Which lines in the data below contain the word "Reply"? Return each of them.
• • • • •
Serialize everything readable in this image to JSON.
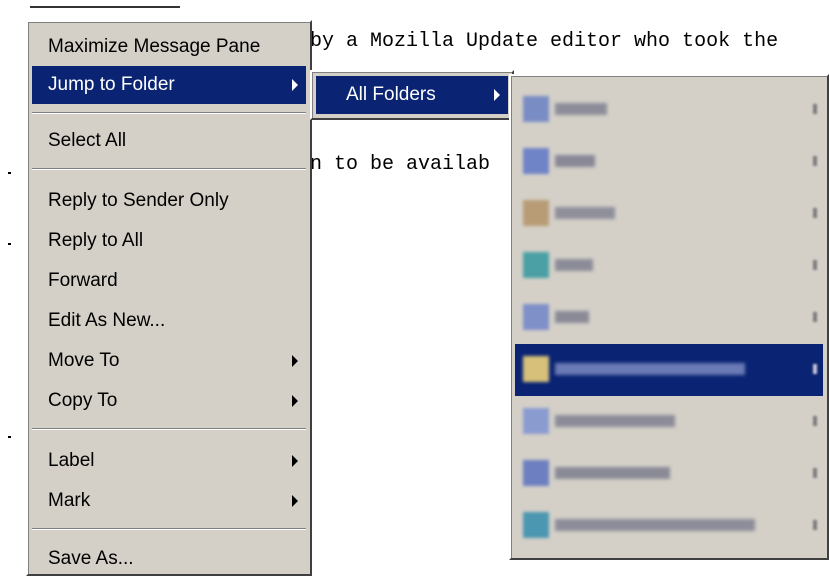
{
  "background": {
    "top_line": "by a Mozilla Update editor who took the",
    "second_line": "n to be availab"
  },
  "context_menu": {
    "items": [
      {
        "label": "Maximize Message Pane"
      },
      {
        "label": "Jump to Folder",
        "submenu": true,
        "highlighted": true
      },
      {
        "label": "Select All"
      },
      {
        "label": "Reply to Sender Only"
      },
      {
        "label": "Reply to All"
      },
      {
        "label": "Forward"
      },
      {
        "label": "Edit As New..."
      },
      {
        "label": "Move To",
        "submenu": true
      },
      {
        "label": "Copy To",
        "submenu": true
      },
      {
        "label": "Label",
        "submenu": true
      },
      {
        "label": "Mark",
        "submenu": true
      },
      {
        "label": "Save As..."
      }
    ]
  },
  "jump_submenu": {
    "items": [
      {
        "label": "All Folders",
        "submenu": true,
        "highlighted": true
      }
    ]
  },
  "folders_submenu": {
    "note": "folder names are pixelated/obscured in the screenshot",
    "items": [
      {
        "icon_color": "#7a8cc4",
        "highlighted": false
      },
      {
        "icon_color": "#6f83c7",
        "highlighted": false
      },
      {
        "icon_color": "#b89c76",
        "highlighted": false
      },
      {
        "icon_color": "#4aa0a4",
        "highlighted": false
      },
      {
        "icon_color": "#7f8fc8",
        "highlighted": false
      },
      {
        "icon_color": "#d6c07a",
        "highlighted": true
      },
      {
        "icon_color": "#8a9bd0",
        "highlighted": false
      },
      {
        "icon_color": "#6d7fc0",
        "highlighted": false
      },
      {
        "icon_color": "#4b96b0",
        "highlighted": false
      }
    ]
  },
  "colors": {
    "menu_bg": "#d4d0c8",
    "highlight": "#0a2473",
    "highlight_text": "#ffffff"
  }
}
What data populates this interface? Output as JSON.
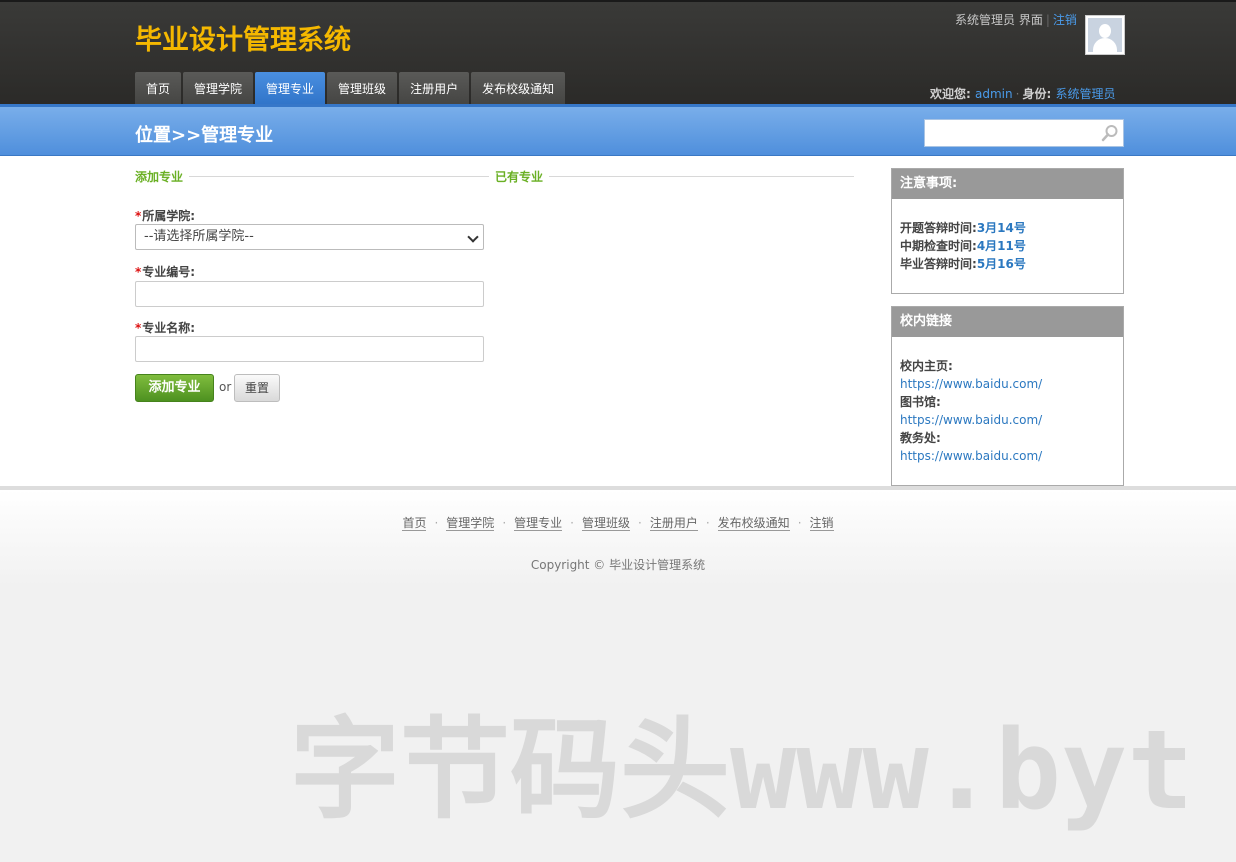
{
  "header": {
    "app_title": "毕业设计管理系统",
    "role_label": "系统管理员",
    "interface_label": "界面",
    "logout_link": "注销",
    "welcome_prefix": "欢迎您:",
    "username": "admin",
    "identity_label": "身份:",
    "identity_value": "系统管理员"
  },
  "nav": {
    "items": [
      "首页",
      "管理学院",
      "管理专业",
      "管理班级",
      "注册用户",
      "发布校级通知"
    ],
    "active": "管理专业"
  },
  "bluebar": {
    "breadcrumb": "位置>>管理专业",
    "search_value": ""
  },
  "form": {
    "section_add": "添加专业",
    "section_existing": "已有专业",
    "college_label": "所属学院:",
    "college_selected": "--请选择所属学院--",
    "code_label": "专业编号:",
    "code_value": "",
    "name_label": "专业名称:",
    "name_value": "",
    "add_button": "添加专业",
    "or_text": "or",
    "reset_button": "重置",
    "required_mark": "*"
  },
  "sidebar": {
    "notice_title": "注意事项:",
    "notices": [
      {
        "label": "开题答辩时间:",
        "value": "3月14号"
      },
      {
        "label": "中期检查时间:",
        "value": "4月11号"
      },
      {
        "label": "毕业答辩时间:",
        "value": "5月16号"
      }
    ],
    "links_title": "校内链接",
    "links": [
      {
        "label": "校内主页:",
        "url": "https://www.baidu.com/"
      },
      {
        "label": "图书馆:",
        "url": "https://www.baidu.com/"
      },
      {
        "label": "教务处:",
        "url": "https://www.baidu.com/"
      }
    ]
  },
  "footer": {
    "links": [
      "首页",
      "管理学院",
      "管理专业",
      "管理班级",
      "注册用户",
      "发布校级通知",
      "注销"
    ],
    "copyright": "Copyright © 毕业设计管理系统"
  },
  "watermark": "字节码头www.byt",
  "colors": {
    "title_yellow": "#f5b800",
    "nav_active_blue": "#2f73c8",
    "section_green": "#6ab024",
    "link_blue": "#2b78c0"
  }
}
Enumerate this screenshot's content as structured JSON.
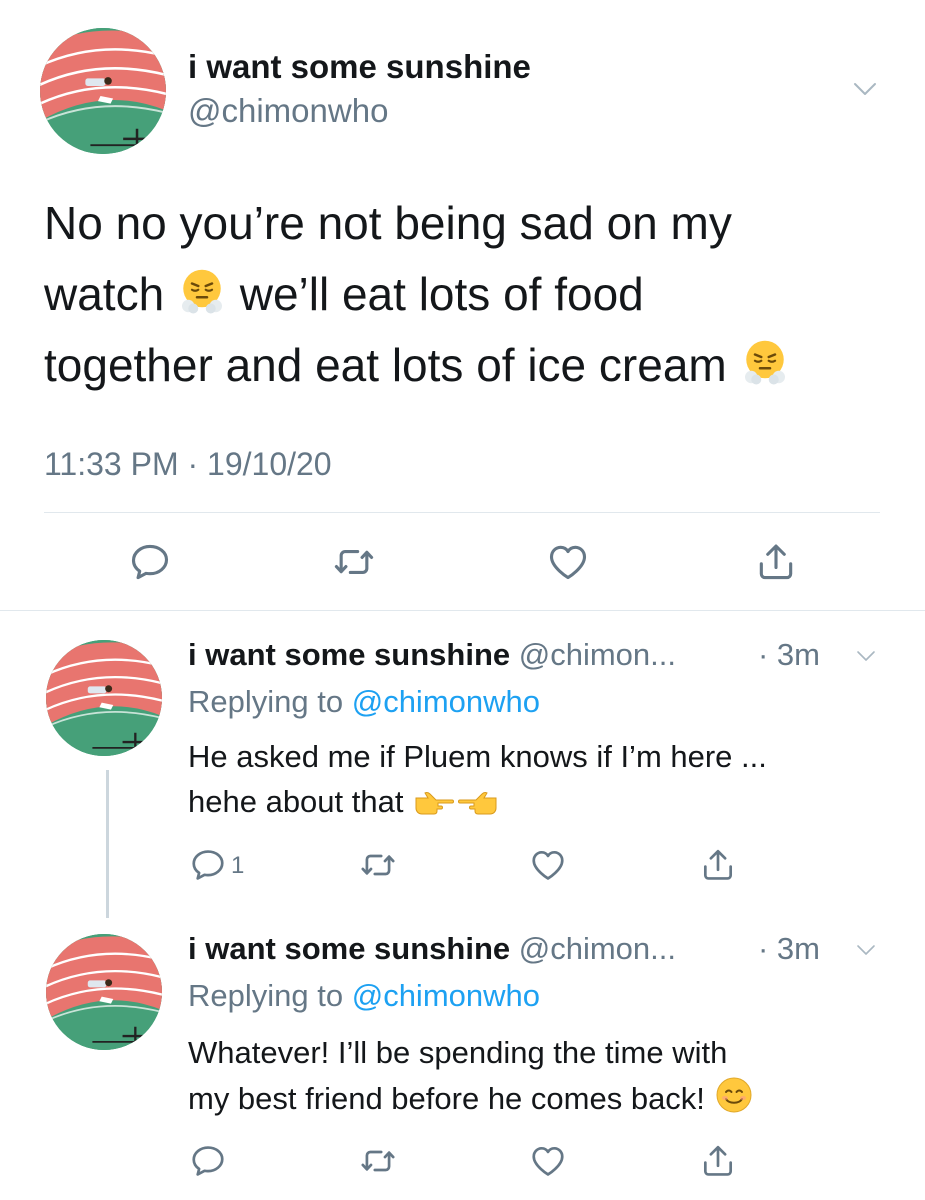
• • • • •
TASK OUTPUT ->
        "label": "Reply to Sender Only"
        "label": "Reply to All"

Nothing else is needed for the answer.